> [Task to complete]: Every entry below should be reproduced exactly, with all pictures left out.

-*-*-

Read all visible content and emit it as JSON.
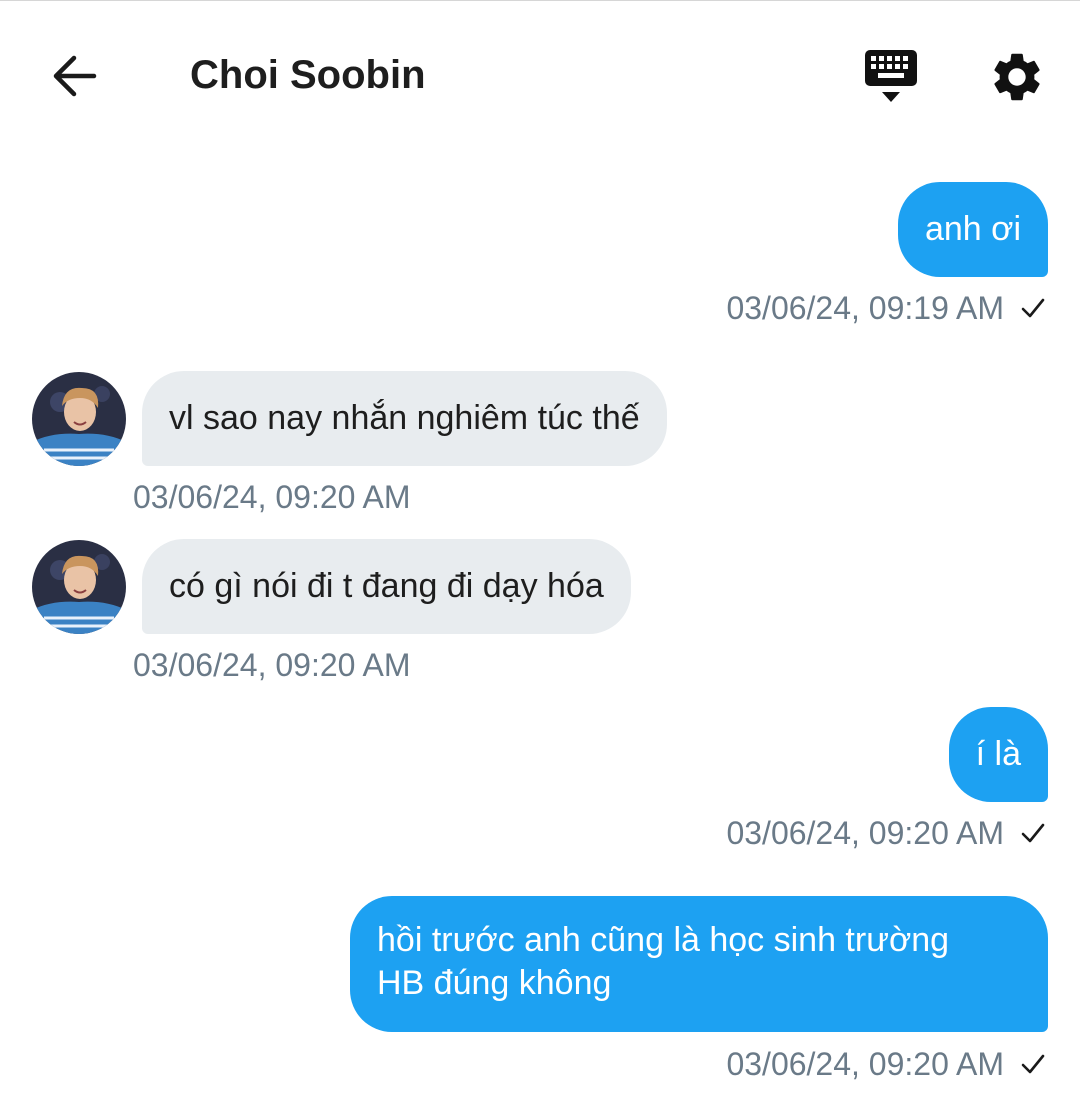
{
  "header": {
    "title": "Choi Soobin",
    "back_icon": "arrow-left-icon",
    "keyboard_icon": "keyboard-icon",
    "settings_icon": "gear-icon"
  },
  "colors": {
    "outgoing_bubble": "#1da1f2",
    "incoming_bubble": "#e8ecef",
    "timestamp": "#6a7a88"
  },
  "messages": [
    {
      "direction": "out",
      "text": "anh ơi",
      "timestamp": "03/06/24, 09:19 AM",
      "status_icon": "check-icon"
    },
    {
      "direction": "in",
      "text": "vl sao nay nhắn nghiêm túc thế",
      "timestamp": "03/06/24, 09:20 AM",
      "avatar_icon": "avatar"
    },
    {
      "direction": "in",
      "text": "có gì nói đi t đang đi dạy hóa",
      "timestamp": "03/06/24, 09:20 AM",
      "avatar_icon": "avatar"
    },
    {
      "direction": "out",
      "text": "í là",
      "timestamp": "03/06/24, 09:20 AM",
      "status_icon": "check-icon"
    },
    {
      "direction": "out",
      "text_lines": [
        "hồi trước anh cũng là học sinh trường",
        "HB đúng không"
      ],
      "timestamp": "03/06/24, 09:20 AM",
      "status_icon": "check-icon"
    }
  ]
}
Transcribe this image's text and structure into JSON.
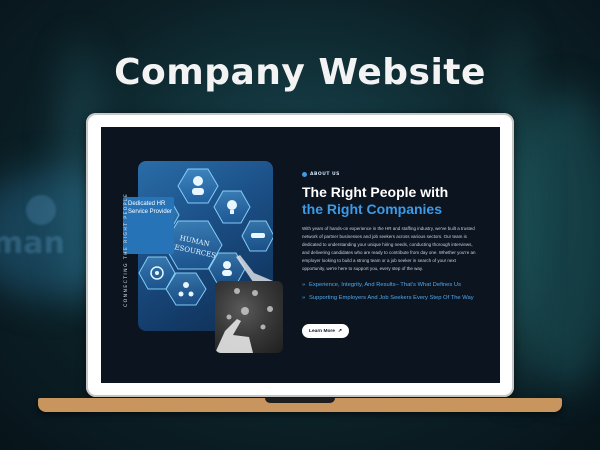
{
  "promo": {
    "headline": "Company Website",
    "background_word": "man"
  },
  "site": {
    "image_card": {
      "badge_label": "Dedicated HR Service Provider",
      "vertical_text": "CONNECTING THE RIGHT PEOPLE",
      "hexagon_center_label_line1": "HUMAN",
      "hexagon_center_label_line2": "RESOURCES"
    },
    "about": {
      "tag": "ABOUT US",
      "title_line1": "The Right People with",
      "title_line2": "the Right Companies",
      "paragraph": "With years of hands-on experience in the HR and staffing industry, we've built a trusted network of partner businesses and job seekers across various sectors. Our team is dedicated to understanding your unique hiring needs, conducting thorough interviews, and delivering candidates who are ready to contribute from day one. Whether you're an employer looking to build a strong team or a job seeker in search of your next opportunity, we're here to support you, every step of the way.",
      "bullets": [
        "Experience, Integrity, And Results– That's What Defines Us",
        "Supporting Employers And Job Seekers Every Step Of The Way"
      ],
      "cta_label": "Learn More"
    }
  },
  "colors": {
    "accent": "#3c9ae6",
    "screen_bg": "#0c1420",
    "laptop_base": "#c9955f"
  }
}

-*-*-

> [Solution]:
Read all visible content and emit it as JSON.
{
  "header": {
    "title": "Choi Soobin",
    "back_icon": "arrow-left-icon",
    "keyboard_icon": "keyboard-icon",
    "settings_icon": "gear-icon"
  },
  "colors": {
    "outgoing_bubble": "#1da1f2",
    "incoming_bubble": "#e8ecef",
    "timestamp": "#6a7a88"
  },
  "messages": [
    {
      "direction": "out",
      "text": "anh ơi",
      "timestamp": "03/06/24, 09:19 AM",
      "status_icon": "check-icon"
    },
    {
      "direction": "in",
      "text": "vl sao nay nhắn nghiêm túc thế",
      "timestamp": "03/06/24, 09:20 AM",
      "avatar_icon": "avatar"
    },
    {
      "direction": "in",
      "text": "có gì nói đi t đang đi dạy hóa",
      "timestamp": "03/06/24, 09:20 AM",
      "avatar_icon": "avatar"
    },
    {
      "direction": "out",
      "text": "í là",
      "timestamp": "03/06/24, 09:20 AM",
      "status_icon": "check-icon"
    },
    {
      "direction": "out",
      "text_lines": [
        "hồi trước anh cũng là học sinh trường",
        "HB đúng không"
      ],
      "timestamp": "03/06/24, 09:20 AM",
      "status_icon": "check-icon"
    }
  ]
}
Transcribe this image's text and structure into JSON.
{
  "promo": {
    "headline": "Company Website",
    "background_word": "man"
  },
  "site": {
    "image_card": {
      "badge_label": "Dedicated HR Service Provider",
      "vertical_text": "CONNECTING THE RIGHT PEOPLE",
      "hexagon_center_label_line1": "HUMAN",
      "hexagon_center_label_line2": "RESOURCES"
    },
    "about": {
      "tag": "ABOUT US",
      "title_line1": "The Right People with",
      "title_line2": "the Right Companies",
      "paragraph": "With years of hands-on experience in the HR and staffing industry, we've built a trusted network of partner businesses and job seekers across various sectors. Our team is dedicated to understanding your unique hiring needs, conducting thorough interviews, and delivering candidates who are ready to contribute from day one. Whether you're an employer looking to build a strong team or a job seeker in search of your next opportunity, we're here to support you, every step of the way.",
      "bullets": [
        "Experience, Integrity, And Results– That's What Defines Us",
        "Supporting Employers And Job Seekers Every Step Of The Way"
      ],
      "cta_label": "Learn More"
    }
  },
  "colors": {
    "accent": "#3c9ae6",
    "screen_bg": "#0c1420",
    "laptop_base": "#c9955f"
  }
}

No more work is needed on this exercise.